Til Death Do Us Part
Touted as 2017’s ‘Female Hangover’ Rough Night pitches a five strong clan of frat-like women on a hen’s night of debauchery in Miami.
Lacking the freshness Todd Phillips’ Vegas-based bro-booze-fest exuded when it hit cinemas in 2009, Rough Night brings enough R-rated hoopla for audiences to stand up and take notice. Born in the wake of The Hangover trilogy, and Hollywood’s push for more wonder women onscreen, comes a raucous wedding comedy led by surprise casting – Scarlett Johansson (someone who was perhaps held in a league higher by critics.) Rough Night certainly pushes the boat out – but never cuts anchor and yells ‘to hell with it!’
Johansson, who was clearly the studio and marketing bait for the entire film, is the least interesting of the clan. A so-so political wannabe who’s squeaky clean public image must be kept spotless at all costs, Johansson’s Jess never really delves into foul-mouthed absurdity, but instead coasts off the comedic stings of her co-stars before ending up no worse off than when the film started. Demi Moore and Ty Burrell saunter into proceedings as the perfect creepo-swinger neighbours, with even the deepest of crow’s feet being scorched by a melancholy fake tan.
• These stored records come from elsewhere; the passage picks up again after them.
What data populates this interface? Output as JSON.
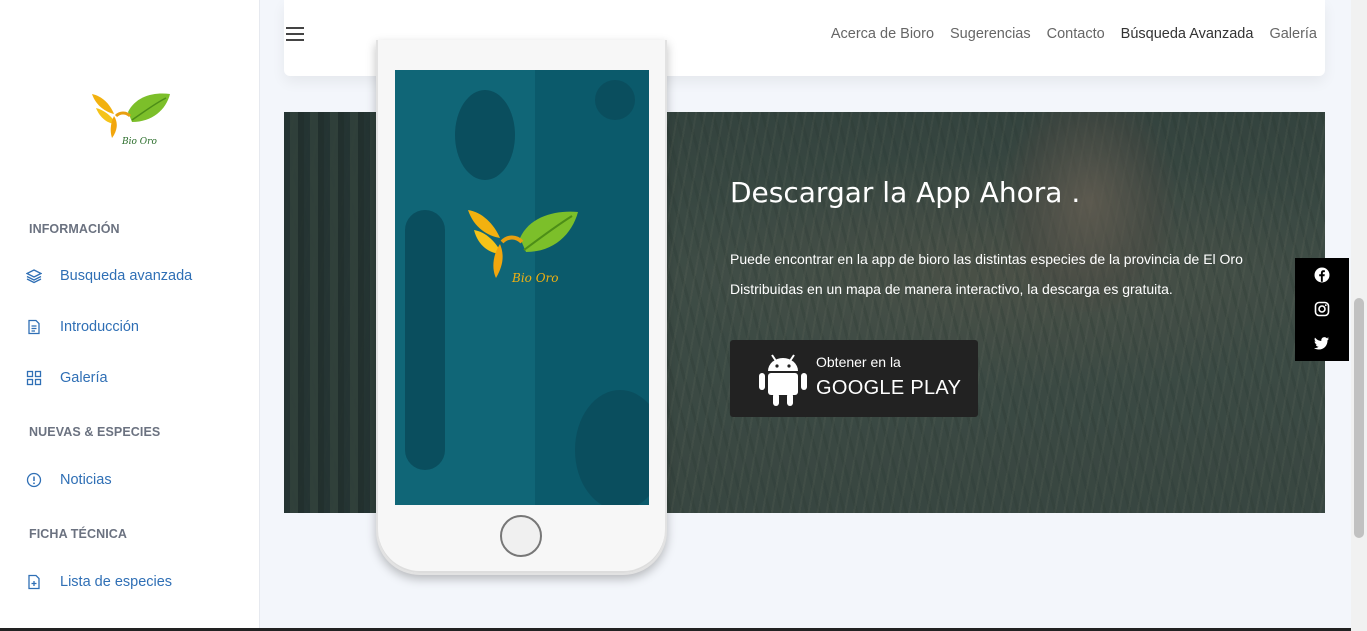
{
  "sidebar": {
    "logo_text": "Bio Oro",
    "sections": [
      {
        "title": "INFORMACIÓN"
      },
      {
        "title": "NUEVAS & ESPECIES"
      },
      {
        "title": "FICHA TÉCNICA"
      }
    ],
    "items": [
      {
        "label": "Busqueda avanzada",
        "icon": "layers-icon"
      },
      {
        "label": "Introducción",
        "icon": "document-icon"
      },
      {
        "label": "Galería",
        "icon": "grid-icon"
      },
      {
        "label": "Noticias",
        "icon": "info-circle-icon"
      },
      {
        "label": "Lista de especies",
        "icon": "file-plus-icon"
      }
    ]
  },
  "nav": {
    "items": [
      "Acerca de Bioro",
      "Sugerencias",
      "Contacto",
      "Búsqueda Avanzada",
      "Galería"
    ]
  },
  "promo": {
    "title": "Descargar la App Ahora .",
    "text": "Puede encontrar en la app de bioro las distintas especies de la provincia de El Oro Distribuidas en un mapa de manera interactivo, la descarga es gratuita.",
    "button_small": "Obtener en la",
    "button_big": "GOOGLE PLAY"
  },
  "phone": {
    "logo_text": "Bio Oro"
  },
  "social": [
    "facebook-icon",
    "instagram-icon",
    "twitter-icon"
  ],
  "colors": {
    "accent": "#2f6fb5",
    "banner_overlay": "#142832",
    "button_bg": "#222222",
    "social_bg": "#000000",
    "phone_screen": "#0b5a6b"
  }
}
The Bach party running parallel to the Miami bridal bash, led by Jess’ fiancé Peter, generated chuckles, but a streamlining of these cutaways would have allowed deeper exploration of the hen party participants. A few more minutes of Kate McKinnon’s yokel Auzzie or Ilana Glazer’s bottle-rocket protester-for-hire could have mined more gold – or driven their characters even closer to the sandy edge of coke-induced lunacy.
With Queen Latifah’s answer to Rough Night, Girl’s Trip, releasing later in the year, one can’t help but feel the onslaught of femme filth films are too much too late. The plot devices of these popcorn flicks are forced to find buoyancy in a filmic world where girls behaving badly is no longer the left-field crowd-pleaser Bridesmaids (et al) once were. A few standout performances and clickety-split scenes of comedic gold make Rough Night watchable, but may leave hardcore humour groupies seeking something rougher.
3 out of 5 stars